To reveal how loyal to fashion brands 18-25 year-old Americans are, two LIM College professors Robert Conrad and Kenneth M. Kambara, Ph.D, have conducted a survey among their 275 master’s-level students.
Interestingly, almost a half (45%) expect to switch their favorite fashion labels within two years for something new, more innovative in nature, or/and engaged in social causes and philanthropy.
Asking why the respondents changed or expected to change their fashion brands of choice recently, the top responses were:
- 64% — availability of desirable alternatives;
- 66% — the brand no longer fit their personality;
- 66% — a simple desire for a change in style;
- 64% — the brand was no longer unique.
When asked about the benefits that could potentially attract them in new fashion brands, the surveyed named, among others:
- 80% — innovative nature of brands, their ability to develop new products and services;
- 74% — improved design that better reflects uniqueness;
- 67% — improved product quality;
- 63% — engagement of a brand in causes that resonate with my values/beliefs;
- 54% — limited distribution to ensure exclusivity.
Dr. Kambara commented on the the results of their shopping trends survey, conducted in March 2015:

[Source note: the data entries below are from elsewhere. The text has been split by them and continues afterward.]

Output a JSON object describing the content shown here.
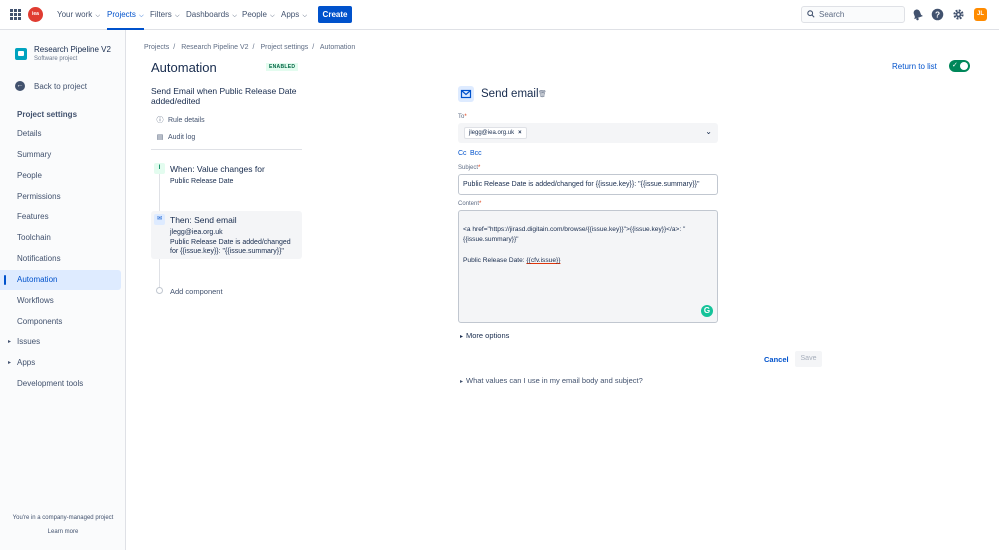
{
  "topnav": {
    "logo_text": "iea",
    "items": [
      {
        "label": "Your work"
      },
      {
        "label": "Projects"
      },
      {
        "label": "Filters"
      },
      {
        "label": "Dashboards"
      },
      {
        "label": "People"
      },
      {
        "label": "Apps"
      }
    ],
    "create_label": "Create",
    "search_placeholder": "Search",
    "avatar_initials": "JL",
    "icons": [
      "notifications-icon",
      "help-icon",
      "settings-icon"
    ]
  },
  "sidebar": {
    "project_name": "Research Pipeline V2",
    "project_type": "Software project",
    "back_label": "Back to project",
    "section_heading": "Project settings",
    "items": [
      {
        "label": "Details"
      },
      {
        "label": "Summary"
      },
      {
        "label": "People"
      },
      {
        "label": "Permissions"
      },
      {
        "label": "Features"
      },
      {
        "label": "Toolchain"
      },
      {
        "label": "Notifications"
      },
      {
        "label": "Automation"
      },
      {
        "label": "Workflows"
      },
      {
        "label": "Components"
      },
      {
        "label": "Issues"
      },
      {
        "label": "Apps"
      },
      {
        "label": "Development tools"
      }
    ],
    "footer_text": "You're in a company-managed project",
    "learn_more": "Learn more"
  },
  "breadcrumb": [
    "Projects",
    "Research Pipeline V2",
    "Project settings",
    "Automation"
  ],
  "page": {
    "title": "Automation",
    "status_badge": "ENABLED",
    "return_label": "Return to list"
  },
  "rule": {
    "title": "Send Email when Public Release Date added/edited",
    "rule_details": "Rule details",
    "audit_log": "Audit log",
    "trigger_title": "When: Value changes for",
    "trigger_sub": "Public Release Date",
    "action_title": "Then: Send email",
    "action_sub1": "jlegg@iea.org.uk",
    "action_sub2": "Public Release Date is added/changed",
    "action_sub3": "for {{issue.key}}: \"{{issue.summary}}\"",
    "add_component": "Add component"
  },
  "email_form": {
    "title": "Send email",
    "to_label": "To",
    "to_chip": "jlegg@iea.org.uk",
    "cc_label": "Cc",
    "bcc_label": "Bcc",
    "subject_label": "Subject",
    "subject_value": "Public Release Date is added/changed for {{issue.key}}: \"{{issue.summary}}\"",
    "content_label": "Content",
    "content_line1": "<a href=\"https://jirasd.digitain.com/browse/{{issue.key}}\">{{issue.key}}</a>: \"",
    "content_line2": "{{issue.summary}}\"",
    "content_line3_prefix": "Public Release Date: ",
    "content_line3_var": "{{cfv.issue}}",
    "more_options": "More options",
    "cancel_label": "Cancel",
    "save_label": "Save",
    "help_text": "What values can I use in my email body and subject?"
  },
  "colors": {
    "primary": "#0052CC",
    "enabled_green": "#00875A",
    "logo_red": "#E03C31"
  }
}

“Retailers have become consumed with the customer experience from a supply chain perspective. There is very little happening to drive impulse purchases. There is virtually no new product innovation, with what little innovation there is coming from tech products or from the mode of delivery of fashion content. It’s up to brand managers and retailers need to fuel desire. Interestingly, a brand not being seen as ‘cool’ wasn’t a major factor in abandonment.”

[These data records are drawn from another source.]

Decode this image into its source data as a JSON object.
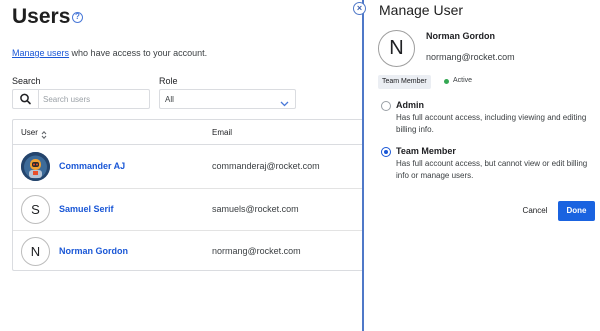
{
  "page": {
    "title": "Users",
    "subtitle_link": "Manage users",
    "subtitle_rest": " who have access to your account."
  },
  "filters": {
    "search_label": "Search",
    "search_placeholder": "Search users",
    "role_label": "Role",
    "role_value": "All"
  },
  "table": {
    "col_user": "User",
    "col_email": "Email",
    "rows": [
      {
        "name": "Commander AJ",
        "email": "commanderaj@rocket.com",
        "initial": ""
      },
      {
        "name": "Samuel Serif",
        "email": "samuels@rocket.com",
        "initial": "S"
      },
      {
        "name": "Norman Gordon",
        "email": "normang@rocket.com",
        "initial": "N"
      }
    ]
  },
  "drawer": {
    "close_symbol": "×",
    "title": "Manage User",
    "avatar_initial": "N",
    "user_name": "Norman Gordon",
    "user_email": "normang@rocket.com",
    "role_badge": "Team Member",
    "status": "Active",
    "options": [
      {
        "label": "Admin",
        "description": "Has full account access, including viewing and editing billing info.",
        "selected": false
      },
      {
        "label": "Team Member",
        "description": "Has full account access, but cannot view or edit billing info or manage users.",
        "selected": true
      }
    ],
    "cancel_label": "Cancel",
    "done_label": "Done"
  },
  "colors": {
    "accent": "#1a57d6",
    "primary_button": "#1a63e0",
    "status_active": "#34a853"
  }
}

However, these findings may not be true for all Millenials. For example, the latest study GfK MRI’s Survey of the American Consumer finds that different age groups (20-24 versus 25-34) within the Millenial category have different preferences and motivation when it comes to fashion shopping. How differently they choose, express opinions and spend, please read on Retail Touchpoints blog here.